Start of Records to use

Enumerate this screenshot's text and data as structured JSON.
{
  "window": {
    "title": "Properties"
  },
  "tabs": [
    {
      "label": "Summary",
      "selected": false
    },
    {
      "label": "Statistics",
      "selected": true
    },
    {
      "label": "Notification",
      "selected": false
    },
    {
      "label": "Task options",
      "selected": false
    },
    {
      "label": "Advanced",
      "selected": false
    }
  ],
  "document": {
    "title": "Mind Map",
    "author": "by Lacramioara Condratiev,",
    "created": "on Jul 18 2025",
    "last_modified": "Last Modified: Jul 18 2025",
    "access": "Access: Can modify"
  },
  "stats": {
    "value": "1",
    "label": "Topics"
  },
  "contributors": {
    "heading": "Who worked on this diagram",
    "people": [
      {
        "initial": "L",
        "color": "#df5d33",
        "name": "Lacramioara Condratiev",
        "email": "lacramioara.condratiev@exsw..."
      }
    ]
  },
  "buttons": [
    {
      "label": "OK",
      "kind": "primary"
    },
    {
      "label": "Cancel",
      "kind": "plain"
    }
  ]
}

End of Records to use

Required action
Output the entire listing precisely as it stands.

Exercise solution
Enumerate this screenshot's text and data as structured JSON.
{
  "window": {
    "title": "Properties"
  },
  "tabs": [
    {
      "label": "Summary",
      "selected": false
    },
    {
      "label": "Statistics",
      "selected": true
    },
    {
      "label": "Notification",
      "selected": false
    },
    {
      "label": "Task options",
      "selected": false
    },
    {
      "label": "Advanced",
      "selected": false
    }
  ],
  "document": {
    "title": "Mind Map",
    "author": "by Lacramioara Condratiev,",
    "created": "on Jul 18 2025",
    "last_modified": "Last Modified: Jul 18 2025",
    "access": "Access: Can modify"
  },
  "stats": {
    "value": "1",
    "label": "Topics"
  },
  "contributors": {
    "heading": "Who worked on this diagram",
    "people": [
      {
        "initial": "L",
        "color": "#df5d33",
        "name": "Lacramioara Condratiev",
        "email": "lacramioara.condratiev@exsw..."
      }
    ]
  },
  "buttons": [
    {
      "label": "OK",
      "kind": "primary"
    },
    {
      "label": "Cancel",
      "kind": "plain"
    }
  ]
}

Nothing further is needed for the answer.